** What is needed **
Would you go through the records below and copy each line with the string "JSON"?

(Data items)

'''

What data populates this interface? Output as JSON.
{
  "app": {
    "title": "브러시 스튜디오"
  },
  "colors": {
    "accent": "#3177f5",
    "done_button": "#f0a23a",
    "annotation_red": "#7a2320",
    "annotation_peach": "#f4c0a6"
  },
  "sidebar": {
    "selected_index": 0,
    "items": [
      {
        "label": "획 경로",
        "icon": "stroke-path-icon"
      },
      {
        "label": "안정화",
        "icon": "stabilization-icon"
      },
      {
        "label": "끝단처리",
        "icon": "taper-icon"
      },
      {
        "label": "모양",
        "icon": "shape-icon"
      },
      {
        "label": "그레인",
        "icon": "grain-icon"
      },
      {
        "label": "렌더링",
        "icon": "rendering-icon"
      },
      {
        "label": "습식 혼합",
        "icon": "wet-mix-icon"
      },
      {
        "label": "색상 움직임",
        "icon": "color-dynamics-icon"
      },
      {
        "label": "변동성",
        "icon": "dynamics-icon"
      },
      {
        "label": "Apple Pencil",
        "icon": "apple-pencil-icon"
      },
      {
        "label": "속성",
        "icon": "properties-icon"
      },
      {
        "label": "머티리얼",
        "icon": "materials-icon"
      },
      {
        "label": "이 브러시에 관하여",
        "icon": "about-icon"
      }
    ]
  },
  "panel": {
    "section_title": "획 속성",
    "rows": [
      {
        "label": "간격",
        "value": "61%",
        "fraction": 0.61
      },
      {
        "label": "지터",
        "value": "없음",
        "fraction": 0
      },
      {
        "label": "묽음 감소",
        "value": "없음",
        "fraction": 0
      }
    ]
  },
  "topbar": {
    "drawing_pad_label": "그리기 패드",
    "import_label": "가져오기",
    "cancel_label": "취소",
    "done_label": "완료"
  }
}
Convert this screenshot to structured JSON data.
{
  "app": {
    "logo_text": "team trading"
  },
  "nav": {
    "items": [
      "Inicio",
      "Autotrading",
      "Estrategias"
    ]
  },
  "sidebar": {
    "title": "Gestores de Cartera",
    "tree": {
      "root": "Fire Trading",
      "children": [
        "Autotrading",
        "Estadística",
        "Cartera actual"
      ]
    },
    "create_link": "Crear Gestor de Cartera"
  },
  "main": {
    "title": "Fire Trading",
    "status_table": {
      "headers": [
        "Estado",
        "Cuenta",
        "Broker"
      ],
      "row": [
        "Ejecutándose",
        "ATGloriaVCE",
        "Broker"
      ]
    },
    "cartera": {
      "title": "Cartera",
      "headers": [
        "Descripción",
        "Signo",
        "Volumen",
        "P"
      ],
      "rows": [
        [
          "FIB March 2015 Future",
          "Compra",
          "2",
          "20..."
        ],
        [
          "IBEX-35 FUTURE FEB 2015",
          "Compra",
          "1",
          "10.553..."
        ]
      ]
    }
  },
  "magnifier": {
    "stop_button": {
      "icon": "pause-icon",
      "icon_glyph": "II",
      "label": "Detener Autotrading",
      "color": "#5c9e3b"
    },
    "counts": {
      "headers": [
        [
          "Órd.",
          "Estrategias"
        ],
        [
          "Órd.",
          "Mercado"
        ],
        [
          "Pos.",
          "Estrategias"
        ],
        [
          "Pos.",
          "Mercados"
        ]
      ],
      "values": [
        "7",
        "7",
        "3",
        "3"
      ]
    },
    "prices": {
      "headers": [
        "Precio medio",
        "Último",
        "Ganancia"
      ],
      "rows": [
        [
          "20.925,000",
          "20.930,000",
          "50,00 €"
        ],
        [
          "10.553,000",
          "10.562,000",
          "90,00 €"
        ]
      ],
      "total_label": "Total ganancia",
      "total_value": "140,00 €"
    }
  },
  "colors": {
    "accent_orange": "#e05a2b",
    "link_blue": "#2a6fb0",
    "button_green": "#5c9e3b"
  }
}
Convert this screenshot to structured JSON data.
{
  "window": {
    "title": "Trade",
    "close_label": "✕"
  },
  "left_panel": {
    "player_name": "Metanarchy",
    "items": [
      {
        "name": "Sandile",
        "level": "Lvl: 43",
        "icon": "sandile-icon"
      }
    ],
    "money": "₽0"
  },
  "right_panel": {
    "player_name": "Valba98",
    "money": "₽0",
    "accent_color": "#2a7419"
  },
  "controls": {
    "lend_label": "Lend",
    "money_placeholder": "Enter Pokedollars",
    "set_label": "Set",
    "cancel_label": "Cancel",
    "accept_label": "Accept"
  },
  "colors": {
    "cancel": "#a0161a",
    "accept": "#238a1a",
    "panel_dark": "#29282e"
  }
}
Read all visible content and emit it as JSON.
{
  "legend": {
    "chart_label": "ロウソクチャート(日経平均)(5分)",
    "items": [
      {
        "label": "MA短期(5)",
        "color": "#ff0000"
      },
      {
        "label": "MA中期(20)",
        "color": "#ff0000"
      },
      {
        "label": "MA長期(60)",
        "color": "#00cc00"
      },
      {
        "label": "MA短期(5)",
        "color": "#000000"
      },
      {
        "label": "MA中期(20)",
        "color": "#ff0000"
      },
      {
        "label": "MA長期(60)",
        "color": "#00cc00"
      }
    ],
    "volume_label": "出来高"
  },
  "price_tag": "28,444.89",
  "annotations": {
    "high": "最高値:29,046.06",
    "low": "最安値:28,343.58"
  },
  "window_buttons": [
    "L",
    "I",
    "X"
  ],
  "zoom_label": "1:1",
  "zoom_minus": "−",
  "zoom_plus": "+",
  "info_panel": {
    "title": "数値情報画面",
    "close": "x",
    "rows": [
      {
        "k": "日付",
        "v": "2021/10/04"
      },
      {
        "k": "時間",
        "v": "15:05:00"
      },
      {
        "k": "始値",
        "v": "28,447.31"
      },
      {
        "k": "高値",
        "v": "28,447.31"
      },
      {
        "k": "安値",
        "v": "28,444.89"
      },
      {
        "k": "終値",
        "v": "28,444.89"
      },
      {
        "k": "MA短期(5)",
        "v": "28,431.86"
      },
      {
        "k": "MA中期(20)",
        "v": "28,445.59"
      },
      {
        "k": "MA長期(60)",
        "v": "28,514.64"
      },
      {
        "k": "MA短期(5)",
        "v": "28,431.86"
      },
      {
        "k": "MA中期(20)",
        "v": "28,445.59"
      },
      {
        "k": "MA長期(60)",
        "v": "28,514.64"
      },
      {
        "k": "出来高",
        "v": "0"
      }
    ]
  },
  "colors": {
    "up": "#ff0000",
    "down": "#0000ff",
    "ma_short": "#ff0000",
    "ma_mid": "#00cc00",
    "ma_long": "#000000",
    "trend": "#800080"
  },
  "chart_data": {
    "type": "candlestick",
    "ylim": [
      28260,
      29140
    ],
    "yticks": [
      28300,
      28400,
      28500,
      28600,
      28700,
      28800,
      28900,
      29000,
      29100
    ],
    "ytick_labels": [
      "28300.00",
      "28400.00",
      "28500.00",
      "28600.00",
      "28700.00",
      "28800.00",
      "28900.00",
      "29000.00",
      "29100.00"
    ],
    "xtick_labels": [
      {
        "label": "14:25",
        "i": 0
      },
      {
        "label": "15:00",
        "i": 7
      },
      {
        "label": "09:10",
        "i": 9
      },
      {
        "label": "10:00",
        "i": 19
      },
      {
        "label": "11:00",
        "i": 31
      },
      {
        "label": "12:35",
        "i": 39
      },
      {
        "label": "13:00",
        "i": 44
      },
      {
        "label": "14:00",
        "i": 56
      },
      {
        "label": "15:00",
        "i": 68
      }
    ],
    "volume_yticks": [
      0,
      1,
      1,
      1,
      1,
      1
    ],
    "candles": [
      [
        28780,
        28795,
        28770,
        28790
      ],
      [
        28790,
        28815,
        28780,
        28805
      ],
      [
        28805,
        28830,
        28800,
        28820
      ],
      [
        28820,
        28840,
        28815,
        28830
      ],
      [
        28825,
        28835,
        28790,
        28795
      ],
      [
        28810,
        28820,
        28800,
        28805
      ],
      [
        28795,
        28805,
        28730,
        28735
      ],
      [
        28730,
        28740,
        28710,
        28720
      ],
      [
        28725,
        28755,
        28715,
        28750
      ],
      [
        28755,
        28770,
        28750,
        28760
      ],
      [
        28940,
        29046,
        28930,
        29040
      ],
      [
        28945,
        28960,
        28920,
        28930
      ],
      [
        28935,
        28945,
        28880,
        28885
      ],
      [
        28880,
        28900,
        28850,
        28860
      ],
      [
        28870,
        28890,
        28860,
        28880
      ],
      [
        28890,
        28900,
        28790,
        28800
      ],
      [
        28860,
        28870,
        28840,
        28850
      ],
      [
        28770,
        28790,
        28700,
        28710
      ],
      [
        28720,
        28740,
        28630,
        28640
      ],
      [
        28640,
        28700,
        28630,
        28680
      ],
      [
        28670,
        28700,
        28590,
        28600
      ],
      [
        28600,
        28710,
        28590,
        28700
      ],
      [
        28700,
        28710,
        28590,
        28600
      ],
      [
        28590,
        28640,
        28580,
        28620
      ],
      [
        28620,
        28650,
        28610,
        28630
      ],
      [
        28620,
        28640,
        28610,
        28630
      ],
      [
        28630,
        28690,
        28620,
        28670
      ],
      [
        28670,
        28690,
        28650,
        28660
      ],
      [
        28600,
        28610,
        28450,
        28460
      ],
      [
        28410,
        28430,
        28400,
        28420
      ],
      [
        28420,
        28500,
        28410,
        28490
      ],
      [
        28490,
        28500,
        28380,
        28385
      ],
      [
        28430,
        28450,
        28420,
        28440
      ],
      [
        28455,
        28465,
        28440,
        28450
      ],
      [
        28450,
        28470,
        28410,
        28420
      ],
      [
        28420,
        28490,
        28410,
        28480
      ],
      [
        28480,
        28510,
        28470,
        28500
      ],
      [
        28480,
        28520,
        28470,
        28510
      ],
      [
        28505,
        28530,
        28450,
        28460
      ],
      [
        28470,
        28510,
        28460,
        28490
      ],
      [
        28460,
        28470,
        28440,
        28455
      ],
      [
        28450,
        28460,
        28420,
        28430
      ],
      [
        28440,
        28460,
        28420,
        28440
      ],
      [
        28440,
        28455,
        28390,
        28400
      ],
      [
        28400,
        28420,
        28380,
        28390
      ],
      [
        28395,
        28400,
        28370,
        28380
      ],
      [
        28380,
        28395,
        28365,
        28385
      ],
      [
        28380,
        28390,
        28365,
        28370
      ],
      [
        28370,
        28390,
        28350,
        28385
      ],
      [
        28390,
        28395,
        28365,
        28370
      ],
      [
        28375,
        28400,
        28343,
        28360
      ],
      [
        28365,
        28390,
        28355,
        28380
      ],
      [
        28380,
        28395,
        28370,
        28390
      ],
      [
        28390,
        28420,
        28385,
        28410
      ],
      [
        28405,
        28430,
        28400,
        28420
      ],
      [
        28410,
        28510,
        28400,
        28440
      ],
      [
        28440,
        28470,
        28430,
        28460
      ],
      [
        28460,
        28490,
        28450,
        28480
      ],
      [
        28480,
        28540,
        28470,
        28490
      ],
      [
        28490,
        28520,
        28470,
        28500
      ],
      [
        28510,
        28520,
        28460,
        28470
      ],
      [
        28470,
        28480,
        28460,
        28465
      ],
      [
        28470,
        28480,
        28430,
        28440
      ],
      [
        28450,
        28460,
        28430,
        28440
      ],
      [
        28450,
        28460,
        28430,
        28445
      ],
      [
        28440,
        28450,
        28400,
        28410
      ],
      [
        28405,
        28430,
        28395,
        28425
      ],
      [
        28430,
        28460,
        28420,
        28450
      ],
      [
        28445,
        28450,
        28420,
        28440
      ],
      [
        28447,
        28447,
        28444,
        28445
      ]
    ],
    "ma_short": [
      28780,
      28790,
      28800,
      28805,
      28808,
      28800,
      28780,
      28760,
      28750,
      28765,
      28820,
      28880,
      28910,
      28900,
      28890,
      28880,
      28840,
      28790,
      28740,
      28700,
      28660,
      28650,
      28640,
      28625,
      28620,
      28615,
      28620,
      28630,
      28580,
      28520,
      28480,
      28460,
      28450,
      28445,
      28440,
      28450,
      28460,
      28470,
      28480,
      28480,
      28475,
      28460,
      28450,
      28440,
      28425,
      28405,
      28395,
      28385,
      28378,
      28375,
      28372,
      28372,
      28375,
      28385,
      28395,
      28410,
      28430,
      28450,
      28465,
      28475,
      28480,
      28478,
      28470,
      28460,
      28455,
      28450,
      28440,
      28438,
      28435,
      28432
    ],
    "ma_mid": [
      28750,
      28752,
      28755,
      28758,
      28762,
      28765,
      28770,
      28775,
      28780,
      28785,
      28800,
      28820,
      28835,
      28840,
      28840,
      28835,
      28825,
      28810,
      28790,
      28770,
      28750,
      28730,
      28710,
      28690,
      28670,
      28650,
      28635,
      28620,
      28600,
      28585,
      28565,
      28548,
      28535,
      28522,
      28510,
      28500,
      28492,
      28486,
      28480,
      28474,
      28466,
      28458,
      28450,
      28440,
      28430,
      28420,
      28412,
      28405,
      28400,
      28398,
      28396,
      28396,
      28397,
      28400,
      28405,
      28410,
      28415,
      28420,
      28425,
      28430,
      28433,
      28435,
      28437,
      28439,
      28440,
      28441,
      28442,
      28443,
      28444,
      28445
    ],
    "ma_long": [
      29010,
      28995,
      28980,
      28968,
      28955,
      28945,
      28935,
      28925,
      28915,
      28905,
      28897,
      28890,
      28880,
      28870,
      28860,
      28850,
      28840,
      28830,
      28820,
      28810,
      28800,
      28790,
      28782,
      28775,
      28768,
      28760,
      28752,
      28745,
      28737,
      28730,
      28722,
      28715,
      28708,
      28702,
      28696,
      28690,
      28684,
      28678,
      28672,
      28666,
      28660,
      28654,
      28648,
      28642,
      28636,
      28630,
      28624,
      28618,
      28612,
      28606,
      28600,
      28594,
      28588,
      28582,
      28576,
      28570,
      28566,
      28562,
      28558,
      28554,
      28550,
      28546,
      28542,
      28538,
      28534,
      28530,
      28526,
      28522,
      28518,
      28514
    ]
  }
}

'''

** Expected answer **
What data populates this interface? Output as JSON.
Convert this screenshot to structured JSON data.
Convert this screenshot to structured JSON data.
Read all visible content and emit it as JSON.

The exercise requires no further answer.